Words mean things.
It’s a simple mantra, but often overlooked even by experienced recruiters.
Why does it matter? Because the first chance you have to get a recruit’s attention – whether you are a Division I coach who has a program in the national spotlight, or a coach from a small Division III school – is through an email or a letter. Great copywriting is an essential part of a successful recruiting campaign, it’s the life-blood of your entire recruiting message.
Here are some of the recommendations I shared with a Division II coach I’m working with as a new client. We’re helping them develop a series of messages that will go to recruits after they visit their campus, and agreed to share just a few of the things we’re using to develop their campaign. Can any of these tips help you be a more effective communicator?
Send mail in different looking envelopes. I don’t usually open “junk mail” but two years ago I remember receiving a letter and small brochure booklet in a clear, see-through envelope. It looked cool, I got a glimpse of what was inside because of the see-through material it was mailed in, and I opened it. Getting mail opened by your recruits is getting tougher and tougher, even if you’re a coach talking to an athlete about a possible scholarship. Another tip that a college I recently worked with is using: A personalized message on the outside of each envelope. They look great, and they’re getting opened. Each is allowed by the NCAA and the U.S. Postal Service, and is considered regular first class mail. You have lots of options to stand out from your competition. We have a lot more on this specific topic in our two popular recruiting guides for college coaches…click here for information on them.
Ask a question at the beginning of your message. Make it compelling. Make them stop and think. And, most importantly, tie it in to a motivation that your prospect has on their mind as a recruit looking at your school, as well as many others. Getting their attention at the start of the letter or e-mail is crucial.
Use active verbs. At the risk of sounding like your high school English teacher, let me recommend that you use active verbs throughout any communication you have with athletes.
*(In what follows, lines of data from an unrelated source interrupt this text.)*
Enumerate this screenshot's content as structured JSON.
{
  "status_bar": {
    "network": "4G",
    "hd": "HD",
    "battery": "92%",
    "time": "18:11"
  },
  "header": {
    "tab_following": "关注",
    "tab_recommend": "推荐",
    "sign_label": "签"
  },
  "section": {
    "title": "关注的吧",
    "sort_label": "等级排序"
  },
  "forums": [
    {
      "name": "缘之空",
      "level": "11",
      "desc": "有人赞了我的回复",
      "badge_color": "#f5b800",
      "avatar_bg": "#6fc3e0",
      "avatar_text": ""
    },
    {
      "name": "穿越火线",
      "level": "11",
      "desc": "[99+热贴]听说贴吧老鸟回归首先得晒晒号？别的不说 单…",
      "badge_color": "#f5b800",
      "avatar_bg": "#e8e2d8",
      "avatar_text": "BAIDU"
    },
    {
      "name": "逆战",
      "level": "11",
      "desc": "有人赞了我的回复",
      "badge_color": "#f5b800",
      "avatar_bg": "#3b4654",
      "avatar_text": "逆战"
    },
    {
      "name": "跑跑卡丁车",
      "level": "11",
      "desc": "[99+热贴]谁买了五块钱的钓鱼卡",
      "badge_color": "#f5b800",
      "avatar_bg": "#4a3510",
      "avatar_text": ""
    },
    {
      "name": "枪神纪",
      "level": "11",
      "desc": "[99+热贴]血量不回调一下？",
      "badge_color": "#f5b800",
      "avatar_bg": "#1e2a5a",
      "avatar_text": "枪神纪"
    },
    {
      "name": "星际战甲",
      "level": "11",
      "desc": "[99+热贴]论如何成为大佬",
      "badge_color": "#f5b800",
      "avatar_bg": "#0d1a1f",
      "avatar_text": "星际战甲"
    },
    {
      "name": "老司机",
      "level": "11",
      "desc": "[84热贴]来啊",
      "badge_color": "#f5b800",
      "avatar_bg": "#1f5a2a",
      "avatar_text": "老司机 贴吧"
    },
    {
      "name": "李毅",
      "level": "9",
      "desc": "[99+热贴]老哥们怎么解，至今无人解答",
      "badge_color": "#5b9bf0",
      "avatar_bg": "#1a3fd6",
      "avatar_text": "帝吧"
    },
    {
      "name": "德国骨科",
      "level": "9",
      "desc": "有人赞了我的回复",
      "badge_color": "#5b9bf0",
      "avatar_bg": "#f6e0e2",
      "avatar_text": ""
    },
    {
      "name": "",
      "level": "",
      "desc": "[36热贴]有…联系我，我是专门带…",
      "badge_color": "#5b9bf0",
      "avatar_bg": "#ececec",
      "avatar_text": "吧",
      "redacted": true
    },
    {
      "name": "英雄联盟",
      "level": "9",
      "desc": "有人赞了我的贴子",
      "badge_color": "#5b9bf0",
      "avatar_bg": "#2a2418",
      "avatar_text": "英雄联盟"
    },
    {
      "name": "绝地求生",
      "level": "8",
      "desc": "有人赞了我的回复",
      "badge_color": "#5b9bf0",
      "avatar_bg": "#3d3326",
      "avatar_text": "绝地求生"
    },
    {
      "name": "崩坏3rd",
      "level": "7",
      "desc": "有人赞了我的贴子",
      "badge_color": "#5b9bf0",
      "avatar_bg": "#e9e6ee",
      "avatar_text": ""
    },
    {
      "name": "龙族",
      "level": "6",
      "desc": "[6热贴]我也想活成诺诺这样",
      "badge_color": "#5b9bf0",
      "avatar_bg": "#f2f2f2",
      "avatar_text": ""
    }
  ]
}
How? Be eliminating the verbs “is”, “are”, “was”, “were” and “am”. For instance, if you’re talking about your program’s great graduation rates, don’t say “Our graduation rate for 2005 was 95%”. “Was” is a no-no, remember. Instead, say “Our graduation rates soared to 95% in 2005.” A minor detail? Yes. But, an important one. Using the right verbs keep your reader engaged. Using the wrong verbs runs the risk of driving them away.
Use an active “voice“. Kind of the same theory, except this applies to your overall message. Never write in the past tense. Write in the present, active tense. For example, “Our athletes had the chance to attend the bowl game last year” isn’t that exciting. Instead, how about “Our athletes attended the bowl game last year.” See the difference? It’s subtle, but like using active verbs, it keeps your readers engaged
Writing effective recruiting letters isn’t easy, but it’s vital to your recruiting success.
Ignoring the little things like the way you are speaking to your prospects runs the risk of never fully attracting the attention of the athletes you hope to recruit to your program. Take a look at your current letters and emails and get to work on those changes, coach!
Have questions about your recruiting message? Need help getting a jump-start on transforming your letters? Email Dan Tudor directly at firstname.lastname@example.org and arrange a time for a talk with you and your staff. We’re here to help!